The Monticello Memoirs Program captured for posterity the story of the information technology revolution in the words of the men and women who are leading it. In private conversations and in public discussions at Thomas Jefferson's home at Monticello, on the grounds of the University of Virginia and at the Smithsonian Institution in Washington, D.C., the leaders of the information revolution reflected on its progress to date and their vision of the future.
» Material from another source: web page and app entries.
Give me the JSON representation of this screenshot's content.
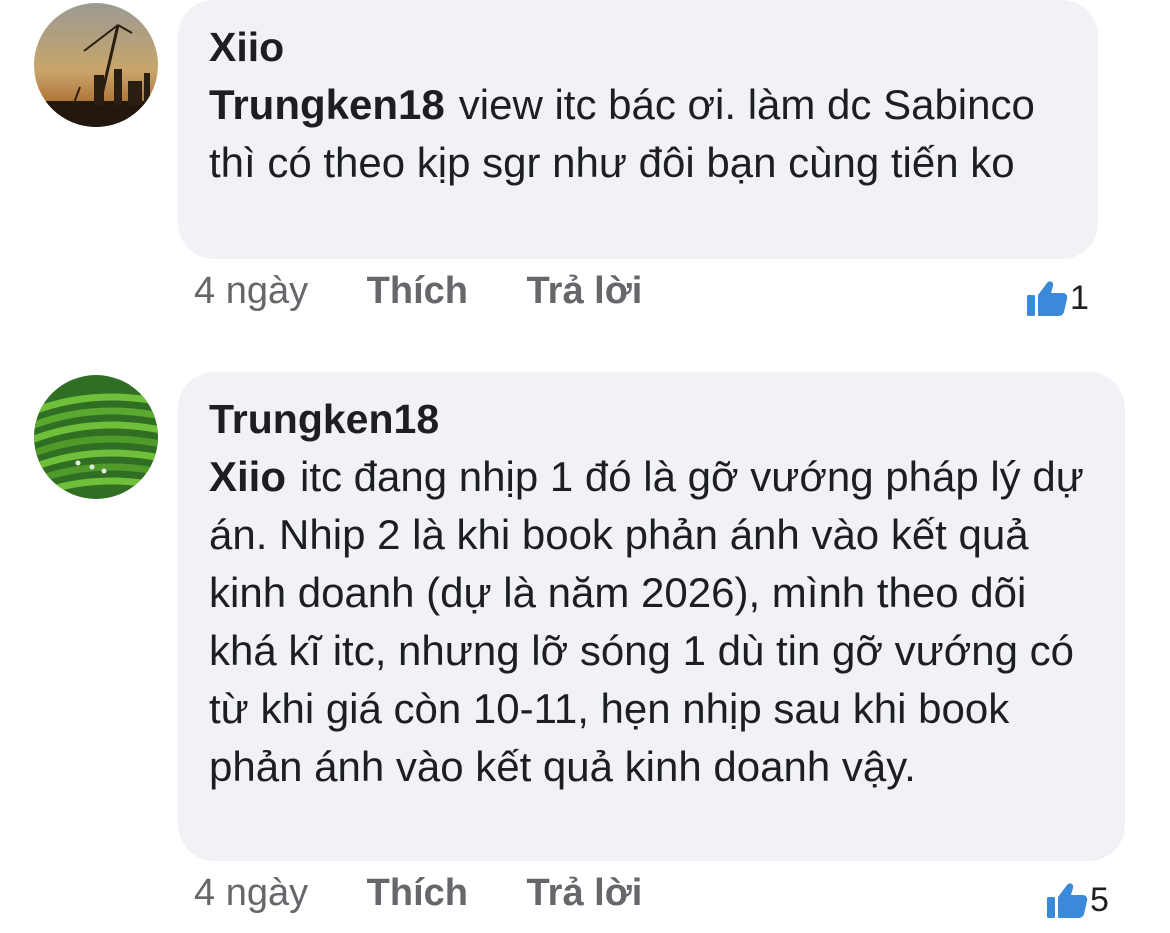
{
  "comments": [
    {
      "author": "Xiio",
      "mention": "Trungken18",
      "text": "view itc bác ơi. làm dc Sabinco thì có theo kịp sgr như đôi bạn cùng tiến ko",
      "time": "4 ngày",
      "like_label": "Thích",
      "reply_label": "Trả lời",
      "reaction_icon": "thumbs-up-icon",
      "reaction_count": "1",
      "avatar_scene": "sunset-construction-crane"
    },
    {
      "author": "Trungken18",
      "mention": "Xiio",
      "text": "itc đang nhịp 1 đó là gỡ vướng pháp lý dự án. Nhip 2 là khi book phản ánh vào kết quả kinh doanh (dự là năm 2026), mình theo dõi khá kĩ itc, nhưng lỡ sóng 1 dù tin gỡ vướng có từ khi giá còn 10-11, hẹn nhịp sau khi book phản ánh vào kết quả kinh doanh vậy.",
      "time": "4 ngày",
      "like_label": "Thích",
      "reply_label": "Trả lời",
      "reaction_icon": "thumbs-up-icon",
      "reaction_count": "5",
      "avatar_scene": "green-tea-hills"
    }
  ],
  "colors": {
    "bubble": "#f0f2f5",
    "text": "#1c1e21",
    "meta": "#65676b",
    "like_blue": "#3b8ad9"
  }
}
Captured for the research collections of the National Museum of American History, the dialogues of the Monticello Fellows will encourage others to follow in their footsteps, to learn from their mistakes and to emulate their innovative spirit and achievements.
The 1996 Monticello Memoirs Fellows included: Seymour Cray, founder Cray Research; Gordon Moore, co-founder, Intel Corporation; Gordon Bell, inventor of the minicomputer; Jay Forrester, system dynamics visionary; and Robert Metcalfe, founder, 3Com. The topics were explored in private conversations at Monticello and in public discussions on the grounds of the University of Virginia -- which Mr. Jefferson founded, designed and built.
The 1997 Monticello Memoirs Fellows included Eric Andersen, Partner, PricewaterhouseCoopers; Tim Berners-Lee, inventor of the World Wide Web; Danny Hillis, a pioneer of parallel processing; F. William Hoffman, Managing Partner, PricewaterhouseCoopers; Anita Jones, Director of Defense Research Engineering, U.S. Department of Defense; Henning Kagermann, Executive Board Member, SAP AG; Robert Kahn, co-creator of the Internet protocol; Roland Moreno, inventor of the smart card; Jacques Stern, an early pioneer in real-time computing; and Paul Wahl, President and Chief Executive Officer, SAP America Inc.